Blog post titles have a multifaceted job to do, arousing readers’ curiosity while still assuring them they’ve come to the right place. One compromise I often suggest to blog content writers is using a two-tiered title, combining a “Huh?” (to get attention) with an “Oh!” (to make clear what the post is actually going to be about).

In the body of a blog post, surprise can be used in a different way. I remember, several years back, listening to Jeff Fleming of the National Speakers Association of Indiana meeting, talking about misdirection as a way of adding humor to a presentation. Fleming explained the “Rule of Three”, in which the first two statements serve as a “set-up”. The third statement is not what the listeners are expecting, he added. That “misdirection”, Fleming said, causes a surprise, which tickles listeners’ funny bones.

I thought about that Fleming demo the other day when browsing through Coffee House News Indiana:


What has four legs, is big, green, and fuzzy, and, if it fell out of a tree would
hurt you? Answer: a pool table.

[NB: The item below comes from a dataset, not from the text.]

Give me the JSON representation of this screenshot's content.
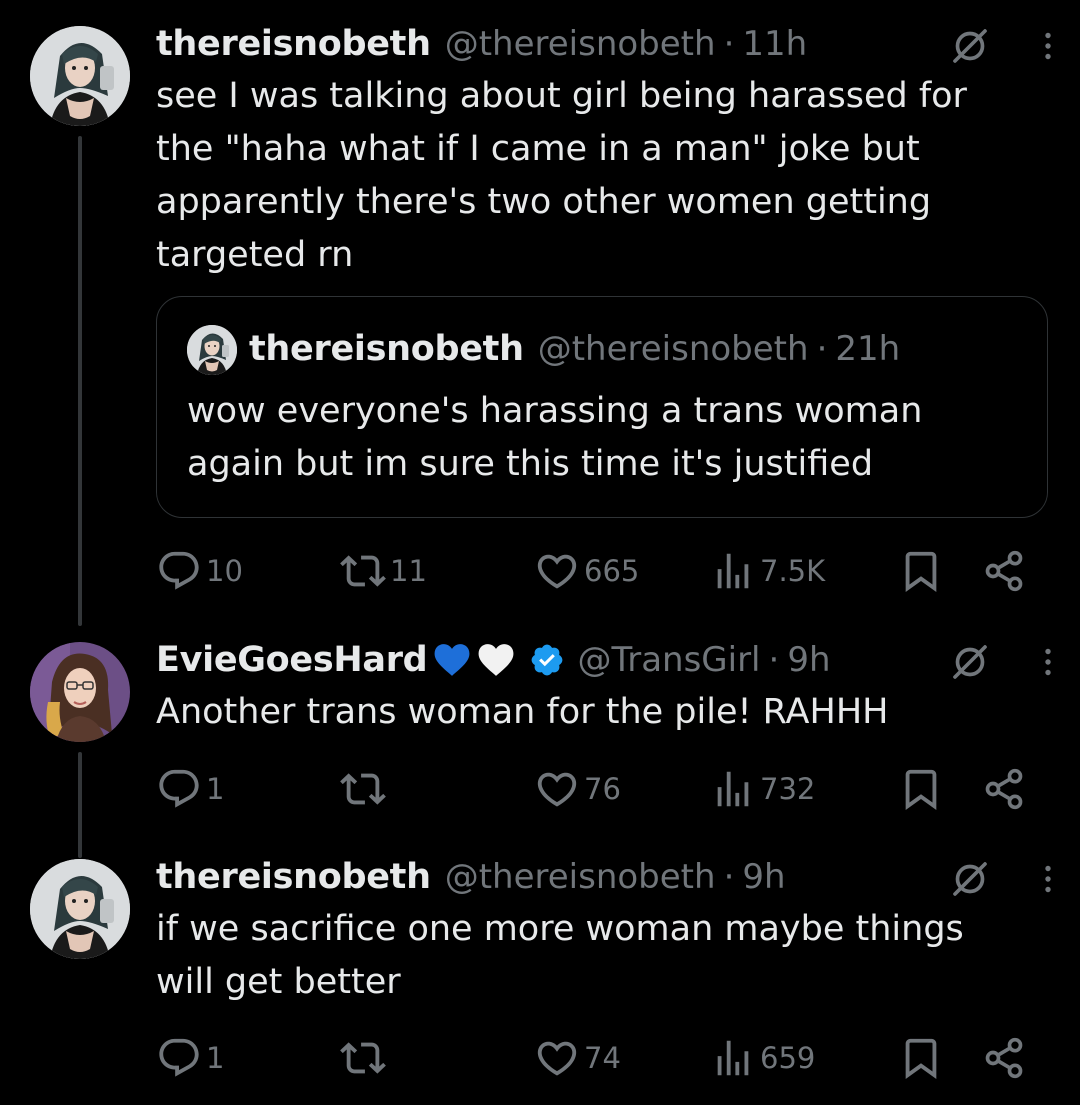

Now, as blog content writers offering information about a product or service, we’re not necessarily “into” tickling readers’ funny bones. What we are “into”, of course, is engaging readers and sustaining interest.

To be sure, using humor is an effective way to connect with your audience and humanize your brand or company, as Jason Miller of Social Media Examiner observes. All marketing doesn’t have to be serious, he adds, along with the caveat that “being funny is a risk…Some people might not appreciate your company’s brand of humor!”

So what do I think the bottom line is for using humor and surprise in blogging for business? Well,…barring politics (including company, city, state, national, and international), religion, ethnic groups, physical appearance, food preferences, insider information, and anything anyone might conceive as risque – go right ahead.  But keep the humor centered around your own weaknesses and around the consumers’ problem you’re offering to solve.

As for surprise, it can be highly useful in business blogs. At least some of our readers already know quite a bit about our subject.  What they’re looking for is new perspective on the subject, new ways to connect the dots. People are going to want to do business with people who have something different to say. There’s great power in offering strong recommendations and opinions in a blog.

Surprise them with the strength of your convictions, the depth of your knowledge, and the courage to map out a unique approach to doing business!